How I know I am not in Colombia

When I see something on the ground that I can’t immediately identify, it’s always dirt or a dried leaf, never an extraordinary insect or bug or animal:

When I hear a loud noise, it’s never gunfire or a mariachi band.

When people get on the bus, they never offer to sell me something or sing a song or tell an extraordinary story.

When I drop crumbs, I don’t have to worry about ants.

When I make a plan, that’s what happens.

When I meet a stranger, they don’t give me a hug.

I miss you, Colombia.

Share this post:Facebooktwitterredditlinkedin

Grace

Doña Elena was rich and she liked everything in her house just so. One day, she decided to hire some people to clean her whole house. She went to the market in the morning and spoke to some of the vendors who had bought their produce to sell. “Come and work for me today,” Doña Elena said to the first three, “And I’ll pay you what you would have made selling your tomatoes, plus a day’s pay for a cleaner.” The women immediately agreed. They left their produce and followed Doña Elena back to her house.

Word quickly got around that Doña Elena was cleaning her house.

The first three women had been working for an hour, washing every piece of glass in the huge chandelier that hung in the sala of the house, when there was a timid knock at the door. Doña Elena opened the door and there stood two teenage girls.

“We heard you were cleaning, Doña Elena,” one said. “Could we work for you today?”

“Yes, ladies,” Doña Elena said. “There is plenty of work to be done. Come in.”

She got them started polishing the silver cutlery that Doña Elena’s ancestor had brought over from Spain.
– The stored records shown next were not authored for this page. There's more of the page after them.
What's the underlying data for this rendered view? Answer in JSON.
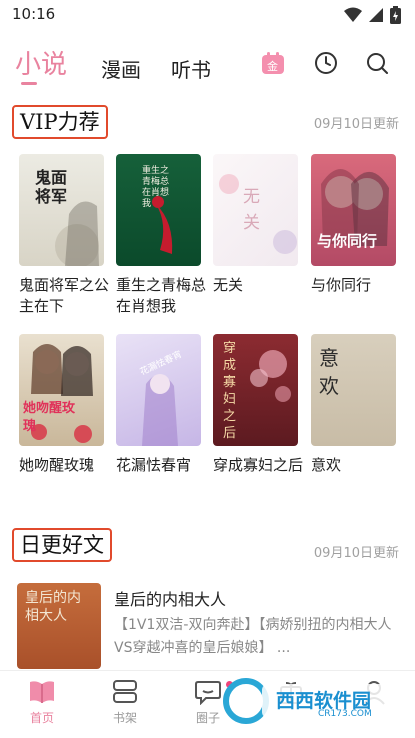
{
  "status_bar": {
    "time": "10:16"
  },
  "top_nav": {
    "tabs": [
      {
        "label": "小说",
        "active": true
      },
      {
        "label": "漫画",
        "active": false
      },
      {
        "label": "听书",
        "active": false
      }
    ],
    "icons": [
      "gold-coin-calendar-icon",
      "history-clock-icon",
      "search-icon"
    ],
    "coin_glyph": "金",
    "accent_color": "#e9839f"
  },
  "vip_section": {
    "title": "VIP力荐",
    "updated": "09月10日更新",
    "books": [
      {
        "title": "鬼面将军之公主在下",
        "cover_text": "鬼面将军"
      },
      {
        "title": "重生之青梅总在肖想我",
        "cover_text": "重生之青梅总在肖想我"
      },
      {
        "title": "无关",
        "cover_text": "无关"
      },
      {
        "title": "与你同行",
        "cover_text": "与你同行"
      },
      {
        "title": "她吻醒玫瑰",
        "cover_text": "她吻醒玫瑰"
      },
      {
        "title": "花漏怯春宵",
        "cover_text": "花漏怯春宵"
      },
      {
        "title": "穿成寡妇之后",
        "cover_text": "穿成寡妇之后"
      },
      {
        "title": "意欢",
        "cover_text": "意欢"
      }
    ]
  },
  "daily_section": {
    "title": "日更好文",
    "updated": "09月10日更新",
    "item": {
      "title": "皇后的内相大人",
      "desc": "【1V1双洁-双向奔赴】【病娇别扭的内相大人VS穿越冲喜的皇后娘娘】 ...",
      "cover_text": "皇后的内相大人"
    }
  },
  "bottom_nav": {
    "items": [
      {
        "label": "首页",
        "active": true,
        "icon": "book-home-icon"
      },
      {
        "label": "书架",
        "active": false,
        "icon": "bookshelf-icon"
      },
      {
        "label": "圈子",
        "active": false,
        "icon": "chat-bubble-icon"
      },
      {
        "label": "",
        "active": false,
        "icon": "gift-icon"
      },
      {
        "label": "",
        "active": false,
        "icon": "profile-icon"
      }
    ]
  },
  "watermark": {
    "brand": "西西软件园",
    "url": "CR173.COM"
  }
}
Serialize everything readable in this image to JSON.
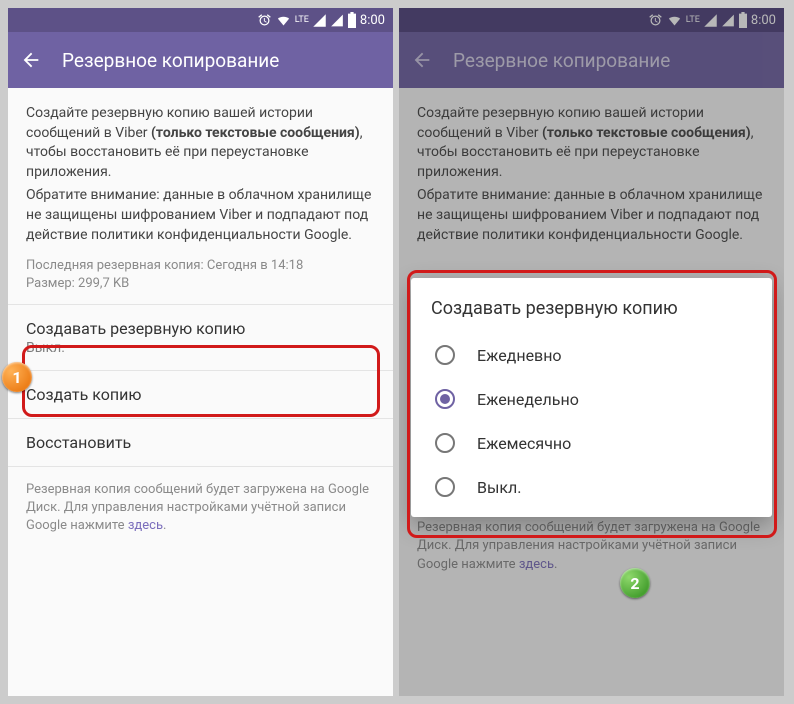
{
  "status": {
    "time": "8:00",
    "lte": "LTE"
  },
  "header": {
    "title": "Резервное копирование"
  },
  "body": {
    "p1a": "Создайте резервную копию вашей истории сообщений в Viber ",
    "p1b": "(только текстовые сообщения)",
    "p1c": ", чтобы восстановить её при переустановке приложения.",
    "p2": "Обратите внимание: данные в облачном хранилище не защищены шифрованием Viber и подпадают под действие политики конфиденциальности Google.",
    "meta1": "Последняя резервная копия: Сегодня в 14:18",
    "meta2": "Размер: 299,7 KB"
  },
  "items": {
    "auto": {
      "title": "Создавать резервную копию",
      "sub": "Выкл."
    },
    "backup": {
      "title": "Создать копию"
    },
    "restore": {
      "title": "Восстановить"
    }
  },
  "footer": {
    "text": "Резервная копия сообщений будет загружена на Google Диск. Для управления настройками учётной записи Google нажмите ",
    "link": "здесь",
    "dot": "."
  },
  "dialog": {
    "title": "Создавать резервную копию",
    "opt1": "Ежедневно",
    "opt2": "Еженедельно",
    "opt3": "Ежемесячно",
    "opt4": "Выкл."
  },
  "badges": {
    "one": "1",
    "two": "2"
  }
}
An hour later, there was another knock at the door. This time, it was an older woman, with a defiant look on her face. “I’d like to work for you today, Doña Elena,” she said.

“Certainly, come in,” said Doña Elena, and she gave the woman a duster to clean the massive paintings of fruit that hung on the walls round the hallway.
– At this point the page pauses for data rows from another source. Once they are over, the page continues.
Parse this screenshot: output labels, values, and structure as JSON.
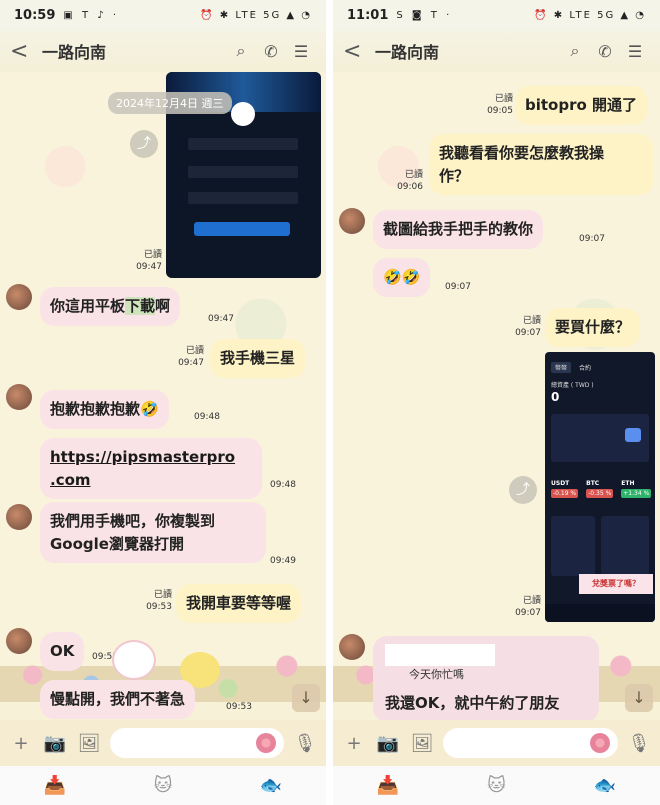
{
  "left": {
    "status": {
      "time": "10:59",
      "icons": "▣ 𝖳 ♪ ·",
      "sys": "⏰ ✱ LTE 5G ▲ ◔"
    },
    "header": {
      "back": "<",
      "title": "一路向南"
    },
    "date_chip": "2024年12月4日 週三",
    "image_meta": {
      "read": "已讀",
      "time": "09:47"
    },
    "messages": [
      {
        "dir": "in",
        "text_pre": "你這用平板",
        "text_hl": "下載",
        "text_post": "啊",
        "time": "09:47"
      },
      {
        "dir": "out",
        "read": "已讀",
        "time": "09:47",
        "text": "我手機三星"
      },
      {
        "dir": "in",
        "text": "抱歉抱歉抱歉🤣",
        "time": "09:48"
      },
      {
        "dir": "in",
        "line1": "https://pipsmasterpro",
        "line2": ".com",
        "time": "09:48"
      },
      {
        "dir": "in",
        "line1": "我們用手機吧，你複製到",
        "line2": "Google瀏覽器打開",
        "time": "09:49"
      },
      {
        "dir": "out",
        "read": "已讀",
        "time": "09:53",
        "text": "我開車要等等喔"
      },
      {
        "dir": "in",
        "text": "OK",
        "time": "09:53"
      },
      {
        "dir": "in",
        "text": "慢點開，我們不著急",
        "time": "09:53"
      }
    ]
  },
  "right": {
    "status": {
      "time": "11:01",
      "icons": "S ◙ 𝖳 ·",
      "sys": "⏰ ✱ LTE 5G ▲ ◔"
    },
    "header": {
      "back": "<",
      "title": "一路向南"
    },
    "messages": [
      {
        "dir": "out",
        "read": "已讀",
        "time": "09:05",
        "text": "bitopro 開通了"
      },
      {
        "dir": "out",
        "read": "已讀",
        "time": "09:06",
        "line1": "我聽看看你要怎麼教我操",
        "line2": "作？"
      },
      {
        "dir": "in",
        "text": "截圖給我手把手的教你",
        "time": "09:07"
      },
      {
        "dir": "in",
        "text": "🤣🤣",
        "time": "09:07"
      },
      {
        "dir": "out",
        "read": "已讀",
        "time": "09:07",
        "text": "要買什麼？"
      },
      {
        "dir": "out-image",
        "read": "已讀",
        "time": "09:07"
      },
      {
        "dir": "in",
        "quote": "今天你忙嗎",
        "text": "我還OK，就中午約了朋友"
      }
    ],
    "crypto": {
      "balance": "0",
      "title": "總資產 ( TWD )",
      "tabs": [
        "幣幣",
        "合約"
      ],
      "coins": [
        {
          "sym": "USDT",
          "chg": "-0.19 %",
          "color": "#d9534f"
        },
        {
          "sym": "BTC",
          "chg": "-0.35 %",
          "color": "#d9534f"
        },
        {
          "sym": "ETH",
          "chg": "+1.34 %",
          "color": "#2fb36b"
        }
      ],
      "banner": "兌獎票了嗎？"
    }
  },
  "input": {
    "plus": "+",
    "camera": "📷",
    "image": "🖼",
    "mic": "🎙"
  },
  "nav": {
    "icons": [
      "📥",
      "🐱",
      "🐟"
    ]
  },
  "colors": {
    "incoming": "#fae3e6",
    "outgoing": "#fdf3c6",
    "bg": "#f9f3dc"
  }
}
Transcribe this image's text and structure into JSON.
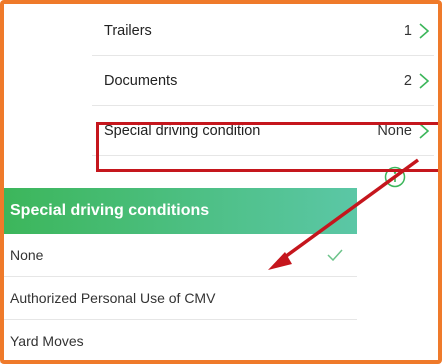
{
  "settings": {
    "rows": [
      {
        "label": "Trailers",
        "value": "1"
      },
      {
        "label": "Documents",
        "value": "2"
      },
      {
        "label": "Special driving condition",
        "value": "None"
      }
    ]
  },
  "sheet": {
    "title": "Special driving conditions",
    "options": [
      {
        "label": "None",
        "selected": true
      },
      {
        "label": "Authorized Personal Use of CMV",
        "selected": false
      },
      {
        "label": "Yard Moves",
        "selected": false
      }
    ]
  },
  "colors": {
    "frame": "#ef7a2a",
    "highlight": "#c5161d",
    "accent": "#3cb65a",
    "check": "#6cc38a"
  },
  "icons": [
    "chevron-right-icon",
    "info-icon",
    "checkmark-icon",
    "red-arrow-annotation"
  ]
}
And so it went on all day.

The sun was beginning to set when there was the tiniest knock on the door. If Doña Elena hadn’t been passing, she probably wouldn’t have heard it.

When she opened the door, she saw a child, a girl of about ten.

“May I work?” she asked.

Doña Elena looked about her. What was there left to do?

She led the child into the kitchen. In the sink was one china cup.

“You may wash that cup,” she said.

The child was too small to reach the tap easily, so Doña Elena brought her a chair to stand on. The child washed the cup with infinite care but even so, the task was soon completed.

The other women were beginning to gather in the hall, anticipating their payment.

Doña Elena took out a bag of coins.

She began with the first three women.

“Here is the money for your produce, five pesos, and ten for the day’s work. Thank you.”

She then turned to the teenagers and paid them the same, fifteen pesos.

She worked her way around the room, paying each one exactly the same amount.

Finally, she came to the little girl. There was a tense silence in the room. She counted out fifteen pesos to her, too.

One of the first women burst out, “But patrona, how can that be fair? We worked all day, from early morning and you are paying the same to all the others?”

Doña Elena looked at the woman and said, “Did I pay you what I promised you?”

“Yes, but…”

“I paid you exactly what I promised. As for the rest, I can do what I like with my own money. Take your payment and go.”

One by one the women left. Some were embarrassed and couldn’t look Elena in the eye. Others murmured their thanks.

But the little girl flung her arms around Doña Elena’s neck and kissed her cheek.Share this post:Facebooktwitterredditlinkedin

Overheard

A little boy aged six or seven and his teacher, on the train.

 

Boy: Do you have an upstairs, where you live?

Teacher: In my house? Yes, I do.

Boy: Do you have a dog?

Teacher: I have three dogs.

Boy: I want an upstairs and a dog.Share this post:Facebooktwitterredditlinkedin

Micro-relationships

Yesterday I attended a conference in Glasgow called “Making Scotland the First ACE-Aware Nation”.

 

ACEs, if you are not yet ACE-aware, are Adverse Childhood Experiences and if you have four or more, you run a greater risk of a range of health conditions as well as certain addictions and incarceration. I learned a lot and was left with more to think about.

 

But that’s not what I wanted to blog about.

 

I was alone in an audience of 2000 people which gave me plenty of scope to observe how the mainly Scottish crowd interacted. This is my reflection:

 

I talked to several people at different stages and everybody was perfectly friendly. I smiled at people and they smiled back. I watched over someone’s bag while she was at the toilet, for somene else, I found out at which table we were meant to register. I chatted to my neighbour in the auditorium and helped someone find her way on the train. To me, these interactions ended a little abruptly. There was no effusive ending, as would always be the case in Colombia.  The people for whom I had done little favours thanked me and returned to their concerns.

 

The interactions were transactions not micro-relationships. I felt a little pang.Share this post:Facebooktwitterredditlinkedin